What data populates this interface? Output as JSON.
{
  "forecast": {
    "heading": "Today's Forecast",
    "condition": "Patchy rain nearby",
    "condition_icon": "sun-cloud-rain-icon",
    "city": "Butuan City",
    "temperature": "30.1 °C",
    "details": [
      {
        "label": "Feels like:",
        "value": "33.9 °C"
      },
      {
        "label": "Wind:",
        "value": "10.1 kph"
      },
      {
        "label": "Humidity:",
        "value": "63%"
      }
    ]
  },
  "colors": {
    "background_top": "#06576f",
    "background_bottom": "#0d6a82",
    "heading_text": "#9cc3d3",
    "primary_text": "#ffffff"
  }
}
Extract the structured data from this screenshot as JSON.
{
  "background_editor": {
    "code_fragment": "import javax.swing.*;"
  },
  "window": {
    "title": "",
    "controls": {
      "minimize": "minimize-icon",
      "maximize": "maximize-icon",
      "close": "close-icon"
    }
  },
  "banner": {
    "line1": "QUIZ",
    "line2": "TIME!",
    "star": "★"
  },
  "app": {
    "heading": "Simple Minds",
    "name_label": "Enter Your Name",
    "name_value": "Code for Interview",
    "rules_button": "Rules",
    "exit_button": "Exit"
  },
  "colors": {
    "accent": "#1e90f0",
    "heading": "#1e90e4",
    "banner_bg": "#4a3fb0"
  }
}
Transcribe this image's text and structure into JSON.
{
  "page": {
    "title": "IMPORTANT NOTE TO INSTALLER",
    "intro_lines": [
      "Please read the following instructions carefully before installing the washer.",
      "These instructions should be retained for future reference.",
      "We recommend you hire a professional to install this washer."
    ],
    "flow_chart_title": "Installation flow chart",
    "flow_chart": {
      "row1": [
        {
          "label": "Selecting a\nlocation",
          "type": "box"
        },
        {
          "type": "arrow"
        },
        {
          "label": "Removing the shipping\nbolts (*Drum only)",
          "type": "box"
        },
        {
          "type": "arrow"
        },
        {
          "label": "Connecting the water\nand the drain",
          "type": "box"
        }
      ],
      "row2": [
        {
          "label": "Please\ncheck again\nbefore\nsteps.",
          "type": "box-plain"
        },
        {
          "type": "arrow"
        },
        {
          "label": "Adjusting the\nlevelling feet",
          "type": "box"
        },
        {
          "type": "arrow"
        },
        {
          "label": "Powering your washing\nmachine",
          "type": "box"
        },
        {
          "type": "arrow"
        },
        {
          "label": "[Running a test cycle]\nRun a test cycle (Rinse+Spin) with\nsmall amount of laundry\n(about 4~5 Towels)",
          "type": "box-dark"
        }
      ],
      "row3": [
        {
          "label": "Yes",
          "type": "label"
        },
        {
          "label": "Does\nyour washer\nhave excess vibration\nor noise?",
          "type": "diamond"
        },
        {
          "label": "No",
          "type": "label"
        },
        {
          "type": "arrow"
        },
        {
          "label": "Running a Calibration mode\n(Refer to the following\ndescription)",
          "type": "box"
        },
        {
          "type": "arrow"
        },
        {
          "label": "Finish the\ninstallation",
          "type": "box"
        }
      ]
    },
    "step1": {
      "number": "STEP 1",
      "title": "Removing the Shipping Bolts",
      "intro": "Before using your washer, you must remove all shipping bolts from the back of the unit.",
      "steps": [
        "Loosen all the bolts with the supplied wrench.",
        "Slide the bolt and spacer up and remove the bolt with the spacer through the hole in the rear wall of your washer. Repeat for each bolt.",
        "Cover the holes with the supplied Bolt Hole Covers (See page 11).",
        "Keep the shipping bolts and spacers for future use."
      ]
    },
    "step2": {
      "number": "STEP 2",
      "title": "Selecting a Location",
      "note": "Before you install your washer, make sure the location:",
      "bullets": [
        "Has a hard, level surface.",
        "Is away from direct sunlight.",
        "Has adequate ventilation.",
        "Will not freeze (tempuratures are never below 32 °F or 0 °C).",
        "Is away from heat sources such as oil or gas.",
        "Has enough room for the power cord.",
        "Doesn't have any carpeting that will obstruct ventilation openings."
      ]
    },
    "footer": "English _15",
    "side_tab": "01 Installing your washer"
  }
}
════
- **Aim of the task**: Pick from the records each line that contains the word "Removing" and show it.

- **Solved exercise**:
          "label": "Removing the shipping\nbolts (*Drum only)",
      "title": "Removing the Shipping Bolts",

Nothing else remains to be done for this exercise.